“Your Neighbors” column
The Philadelphia Inquirer Magazine, October 13, 1957
Two men developed the electronic computer. But a woman, Dr.
Grace Murray Hopper, is pointing out ways for people to outsmart
the machine. As director of automatic programming research
for the Sperry Rand Corp. her job is sort of liaison between man and
Scientists once spent as long as 12 weeks learning to pose their problems
to the machine (this is “programming”). To Dr. Hopper, this was
making man work for the machine instead of machine for the man. Her
article, “The Education of the Computer,” gives methods for reversing
In her office there is nothing mechanical about her method of running
the research division of 60-some employes. She selects each for
ability—not because one is a man or a woman, an oldster or a youngster,
a college graduate or non-graduate. “Setting a college degree or age
limit as a condition of employment means to me that the personnel
officer is lazy,” she says. She herself has three degrees—B.A. from
Vassar in 1928, M.A. and Ph.D. from Yale. After teaching mathematics
at Vassar 13 years she left an assistant professorship to join the Navy
in 1944. As ordnance officer in the WAVES she worked with early

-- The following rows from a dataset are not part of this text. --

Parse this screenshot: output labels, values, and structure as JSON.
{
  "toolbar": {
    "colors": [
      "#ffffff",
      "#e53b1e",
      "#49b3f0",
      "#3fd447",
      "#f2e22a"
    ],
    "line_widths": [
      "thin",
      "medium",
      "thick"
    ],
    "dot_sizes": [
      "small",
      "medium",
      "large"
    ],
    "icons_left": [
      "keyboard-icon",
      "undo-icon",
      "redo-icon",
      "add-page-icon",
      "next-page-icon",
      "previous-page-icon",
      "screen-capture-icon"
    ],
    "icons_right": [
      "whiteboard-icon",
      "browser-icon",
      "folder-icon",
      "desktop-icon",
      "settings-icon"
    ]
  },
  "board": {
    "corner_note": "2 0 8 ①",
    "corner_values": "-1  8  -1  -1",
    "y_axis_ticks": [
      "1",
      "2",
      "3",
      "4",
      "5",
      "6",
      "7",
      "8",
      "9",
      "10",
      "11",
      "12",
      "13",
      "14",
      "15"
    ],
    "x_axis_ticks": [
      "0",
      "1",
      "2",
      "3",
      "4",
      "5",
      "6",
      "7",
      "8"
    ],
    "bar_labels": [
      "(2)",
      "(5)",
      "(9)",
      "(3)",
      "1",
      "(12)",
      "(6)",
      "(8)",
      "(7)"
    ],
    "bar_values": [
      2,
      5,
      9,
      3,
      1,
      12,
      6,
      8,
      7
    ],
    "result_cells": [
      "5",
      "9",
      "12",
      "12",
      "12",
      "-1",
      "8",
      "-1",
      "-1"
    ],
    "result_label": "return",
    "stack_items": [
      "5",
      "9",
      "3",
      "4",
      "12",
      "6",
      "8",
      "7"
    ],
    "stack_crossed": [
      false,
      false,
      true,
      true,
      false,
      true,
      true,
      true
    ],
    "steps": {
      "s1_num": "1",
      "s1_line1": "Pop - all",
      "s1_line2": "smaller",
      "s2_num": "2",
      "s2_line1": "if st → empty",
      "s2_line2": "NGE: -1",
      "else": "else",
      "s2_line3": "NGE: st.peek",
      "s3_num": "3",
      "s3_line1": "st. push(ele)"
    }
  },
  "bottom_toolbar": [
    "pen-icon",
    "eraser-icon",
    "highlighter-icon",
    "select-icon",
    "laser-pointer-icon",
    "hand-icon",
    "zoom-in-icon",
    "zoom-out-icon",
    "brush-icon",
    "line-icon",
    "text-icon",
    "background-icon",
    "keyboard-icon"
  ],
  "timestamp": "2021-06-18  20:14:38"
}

digital computers, now is a commander in the Naval Reserve. She
lives at the Rittenhouse Claridge, owns a farmhouse in New Hampshire.